Region maintains polio-free status, expert panel concludes
The WHO European Region has retained its poliomyelitis (polio)-free status, as assessed by the European Regional Commission for the Certification of Poliomyelitis Eradication (RCC) at its 33rd annual meeting, held on 28–29 May 2019 in Copenhagen, Denmark. The RCC concluded that there was no poliovirus transmission in the WHO European Region in 2018 and that any importation or circulation of a poliovirus would have been detected promptly by existing health/surveillance systems.
The RCC further acknowledged improvements and significant efforts taken by some countries to reduce the risk that a poliovirus could circulate if imported into the Region. Nevertheless, 4 countries, Bosnia and Herzegovina, Romania, Ukraine, and provisionally Poland, were considered to be of concern due to lack of sufficient population immunity, outbreak preparedness plans and/or sensitivity of surveillance.
Professor David Salisbury, Chair of both the Global Certification Commission and the European RCC, congratulated all countries for the timely submission of their annual progress reports (APRs) along with the provision of convincing evidence that the European Region is polio-free. Professor Salisbury stressed that countries of the Region must maintain their population immunity through high vaccination coverage; the sensitivity of their surveillance to detect polioviruses; and their preparedness to respond while threats remain from outside the Region.
Innovations helping to keep the Region and the world polio free
This year marked the first time that all 53 Member States in the European Region submitted APRs in electronic format. The RCC commended WHO/Europe for its leadership in developing and introducing the online APR platform, which will significantly improve the system and quality of data analysis. The Global Certification Commission has also recommended that the platform be adapted and rolled out globally.
The RCC also acknowledged WHO/Europe’s leadership in assessing the risk of poliovirus importation and spread.
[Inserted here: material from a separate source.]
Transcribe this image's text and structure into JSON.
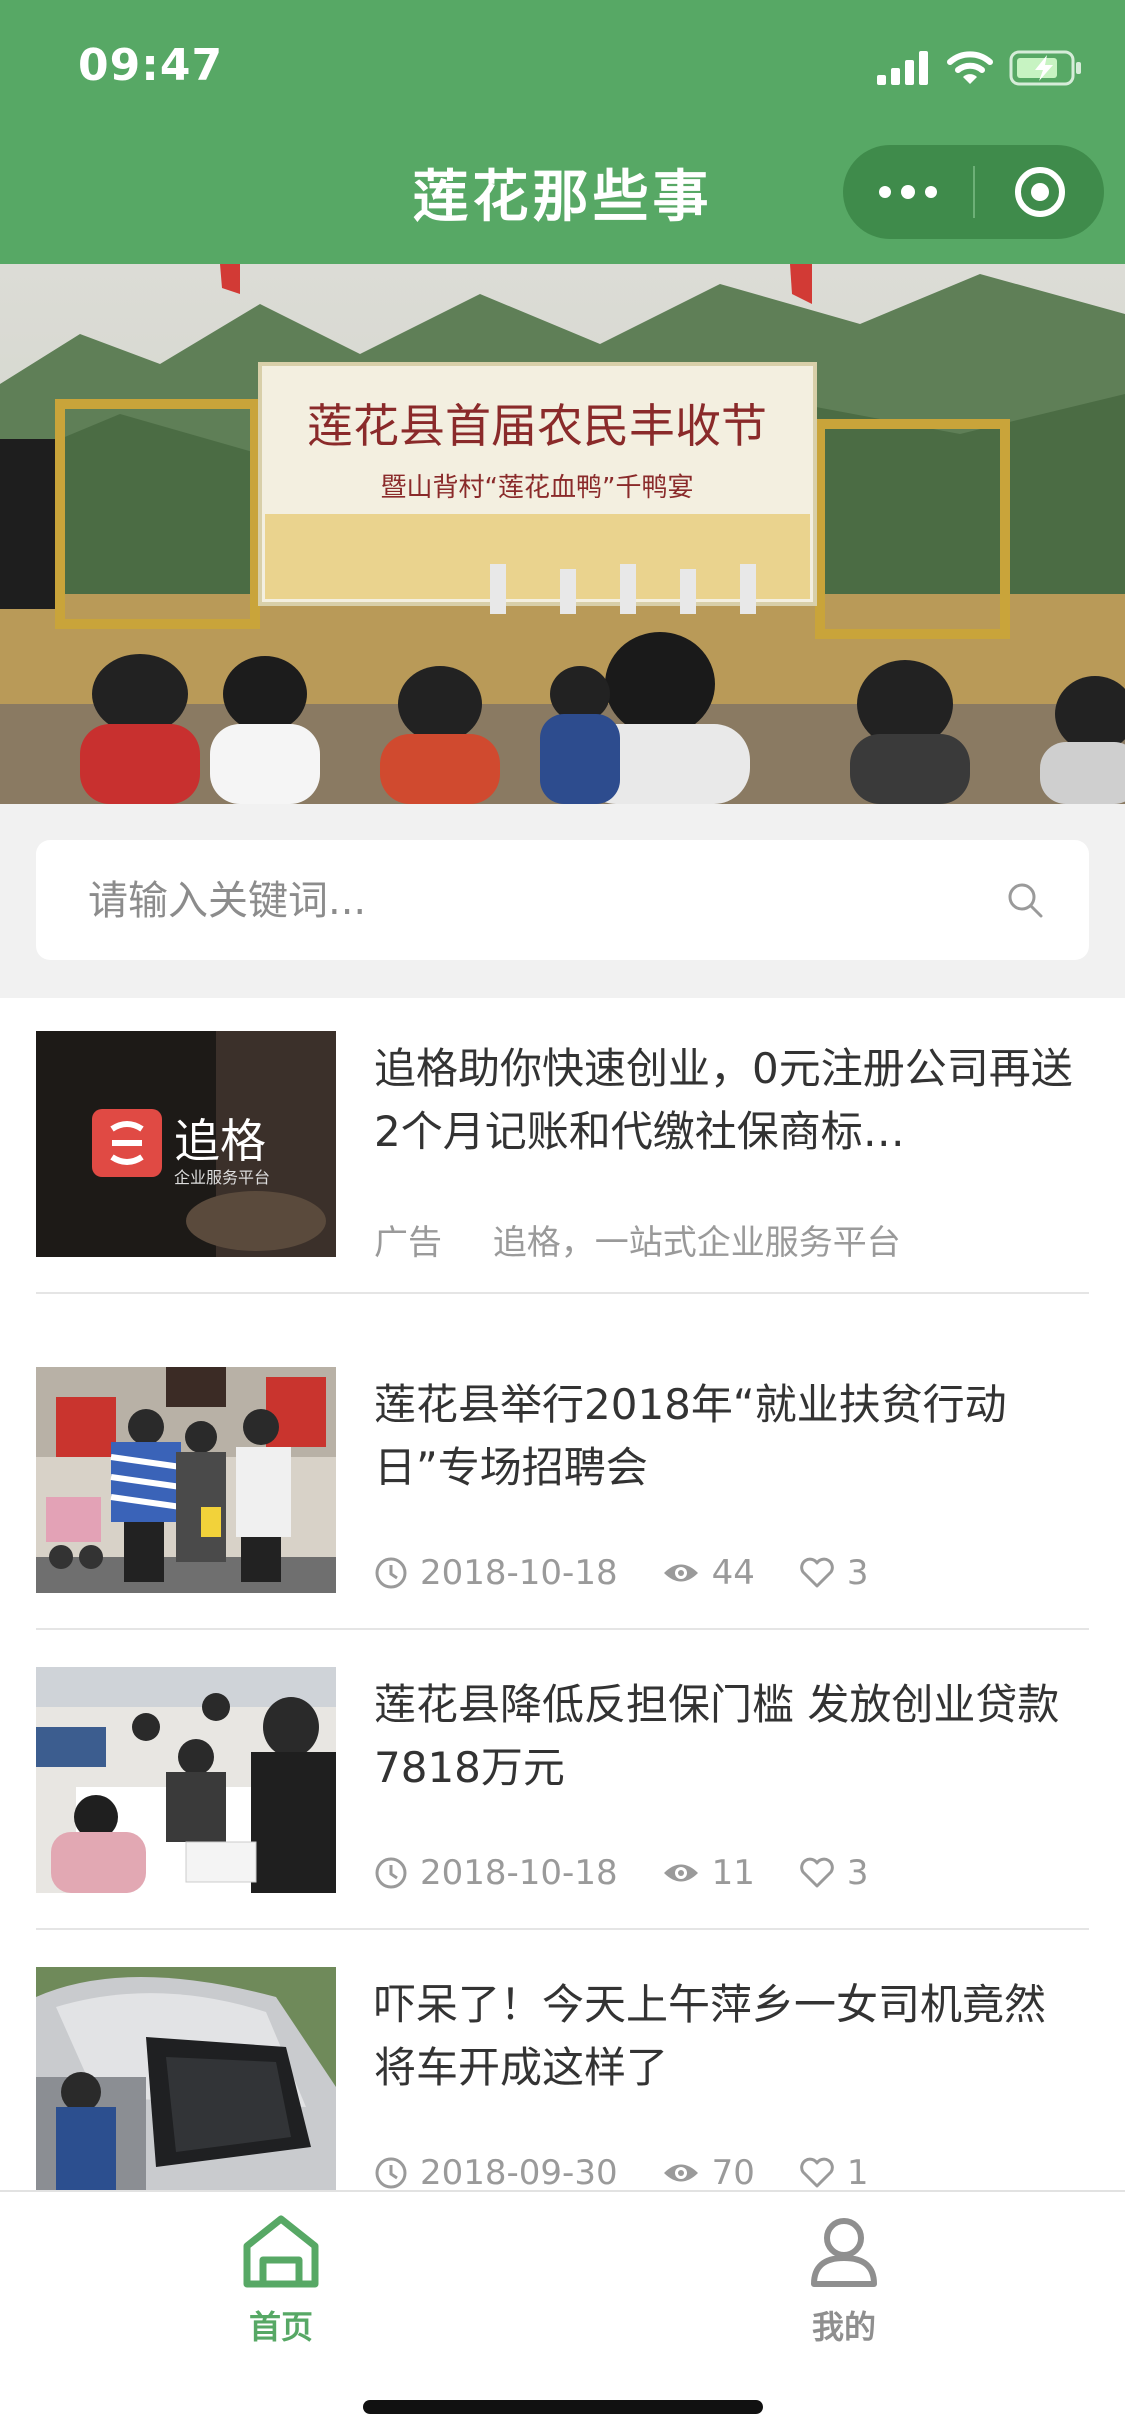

The assessments consider a range of evidence and indicators, including: routine immunization coverage, supplementary immunization activities, cross-border movements, outbreak response capacities and planning, surveillance sensitivity and approaches, progress towards poliovirus containment, quality and timeliness of reporting, impact of health system reforms, communication activities, response to outbreaks of other diseases and independence of national certification committees. WHO/Europe continues to support countries in improving preparedness by developing and conducting polio outbreak simulation exercises (POSE). The POSE model and lessons learned have been shared with other WHO regions, thereby contributing to global preparedness and response activities.
The full conclusions and recommendations of the RCC’s 33rd meeting will be available in a forthcoming meeting report.